Using a generous amount of sunscreen and reapplying it frequently (every 2-3 3 a long time). Using sunscreens that have a sun coverage factor (SPF) higher than 30, and have UVA and UVB coverage. Avoiding tanning beds (tanning beds are actually considered a carcinogen, capable of causing cancer). If you’re susceptible to acne, choose a facial cleanser specially formulated for acne.
These products often contain salicylic acidity or benzoyl peroxide, that assist to clear acne. Clean that person gently as trauma to the acne breakouts may get worse cause or acne scarring. Avoid harsh mechanical scrubbing of the skin and picking lesions. If you want to use a moisturizer, use light, non-comedogenic moisturizers, which do not cause acne.

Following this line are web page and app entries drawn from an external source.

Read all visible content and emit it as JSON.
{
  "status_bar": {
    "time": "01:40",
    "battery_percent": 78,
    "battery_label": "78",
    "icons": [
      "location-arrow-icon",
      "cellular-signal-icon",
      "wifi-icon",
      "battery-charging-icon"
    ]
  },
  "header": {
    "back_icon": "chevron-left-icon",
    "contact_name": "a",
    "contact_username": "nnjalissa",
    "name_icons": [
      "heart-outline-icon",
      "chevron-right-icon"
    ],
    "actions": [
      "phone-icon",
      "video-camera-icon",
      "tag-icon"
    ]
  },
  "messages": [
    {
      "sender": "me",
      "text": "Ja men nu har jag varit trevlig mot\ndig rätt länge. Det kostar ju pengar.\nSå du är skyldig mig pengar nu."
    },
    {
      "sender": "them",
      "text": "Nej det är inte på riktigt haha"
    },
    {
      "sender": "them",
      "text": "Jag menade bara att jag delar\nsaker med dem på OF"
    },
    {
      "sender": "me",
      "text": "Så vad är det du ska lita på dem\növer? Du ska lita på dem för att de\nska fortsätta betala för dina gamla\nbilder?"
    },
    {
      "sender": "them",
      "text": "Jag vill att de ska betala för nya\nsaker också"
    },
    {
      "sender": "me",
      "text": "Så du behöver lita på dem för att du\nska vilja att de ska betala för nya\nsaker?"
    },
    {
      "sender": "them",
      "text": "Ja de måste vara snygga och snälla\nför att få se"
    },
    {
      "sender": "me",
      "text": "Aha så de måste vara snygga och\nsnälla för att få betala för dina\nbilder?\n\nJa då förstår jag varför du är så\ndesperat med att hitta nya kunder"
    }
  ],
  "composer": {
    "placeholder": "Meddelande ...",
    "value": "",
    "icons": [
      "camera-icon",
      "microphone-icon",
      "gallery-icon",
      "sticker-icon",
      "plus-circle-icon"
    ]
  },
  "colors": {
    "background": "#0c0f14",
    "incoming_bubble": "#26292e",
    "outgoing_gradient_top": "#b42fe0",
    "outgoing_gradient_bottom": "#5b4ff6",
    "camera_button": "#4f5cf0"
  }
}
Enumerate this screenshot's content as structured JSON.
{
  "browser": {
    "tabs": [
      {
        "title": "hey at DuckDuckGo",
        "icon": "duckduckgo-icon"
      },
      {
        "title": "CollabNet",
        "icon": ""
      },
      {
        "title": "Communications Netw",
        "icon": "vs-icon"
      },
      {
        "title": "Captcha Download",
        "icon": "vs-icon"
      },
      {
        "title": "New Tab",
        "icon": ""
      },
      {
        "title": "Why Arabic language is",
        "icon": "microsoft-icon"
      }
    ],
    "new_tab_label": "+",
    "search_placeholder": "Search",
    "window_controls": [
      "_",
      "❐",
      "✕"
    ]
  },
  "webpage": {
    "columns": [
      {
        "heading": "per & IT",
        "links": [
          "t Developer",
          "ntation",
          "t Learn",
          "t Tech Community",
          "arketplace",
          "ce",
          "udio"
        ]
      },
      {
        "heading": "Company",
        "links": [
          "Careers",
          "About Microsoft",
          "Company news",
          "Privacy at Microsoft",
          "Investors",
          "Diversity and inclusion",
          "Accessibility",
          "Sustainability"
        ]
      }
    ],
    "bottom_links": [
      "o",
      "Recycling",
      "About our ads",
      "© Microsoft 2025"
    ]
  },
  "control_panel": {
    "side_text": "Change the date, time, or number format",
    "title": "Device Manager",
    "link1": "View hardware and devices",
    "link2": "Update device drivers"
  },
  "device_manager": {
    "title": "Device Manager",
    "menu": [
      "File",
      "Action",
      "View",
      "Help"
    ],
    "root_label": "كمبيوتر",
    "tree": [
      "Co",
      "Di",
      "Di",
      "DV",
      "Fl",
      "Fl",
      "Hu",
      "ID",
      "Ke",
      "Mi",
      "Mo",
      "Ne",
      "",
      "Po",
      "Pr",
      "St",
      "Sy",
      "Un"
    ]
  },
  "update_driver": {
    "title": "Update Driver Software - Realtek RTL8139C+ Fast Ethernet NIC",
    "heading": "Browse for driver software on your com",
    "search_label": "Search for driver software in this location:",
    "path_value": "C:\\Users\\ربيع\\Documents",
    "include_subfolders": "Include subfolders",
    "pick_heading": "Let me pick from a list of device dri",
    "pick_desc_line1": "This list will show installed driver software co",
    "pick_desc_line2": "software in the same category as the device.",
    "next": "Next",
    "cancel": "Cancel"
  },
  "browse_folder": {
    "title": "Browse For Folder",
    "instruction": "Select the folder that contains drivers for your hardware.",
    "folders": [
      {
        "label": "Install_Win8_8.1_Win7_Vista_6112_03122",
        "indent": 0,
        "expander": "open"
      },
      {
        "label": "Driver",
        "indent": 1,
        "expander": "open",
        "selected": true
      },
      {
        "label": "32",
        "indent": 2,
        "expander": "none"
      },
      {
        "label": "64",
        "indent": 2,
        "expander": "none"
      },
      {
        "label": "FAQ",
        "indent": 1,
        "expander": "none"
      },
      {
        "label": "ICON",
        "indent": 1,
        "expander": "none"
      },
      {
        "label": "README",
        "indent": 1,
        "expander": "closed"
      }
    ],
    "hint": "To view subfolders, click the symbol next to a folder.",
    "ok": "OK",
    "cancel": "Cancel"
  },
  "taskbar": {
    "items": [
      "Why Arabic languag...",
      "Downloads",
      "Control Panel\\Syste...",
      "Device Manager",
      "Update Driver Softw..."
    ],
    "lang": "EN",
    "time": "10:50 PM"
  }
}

Women should use an oil-free non-comedogenic base, as heavy makeup or other cosmetic products may block pores and worsen acne. Photoaging identifies the damage that is done to your skin from prolonged exposure to UV radiation over someone’s lifetime. Roughness, wrinkling, abnormal pigmentation (coloration), inelasticity, enlarged sebaceous (essential oil) glands, precancerous, and cancerous lesions are all examples of body changes associated with photoaging.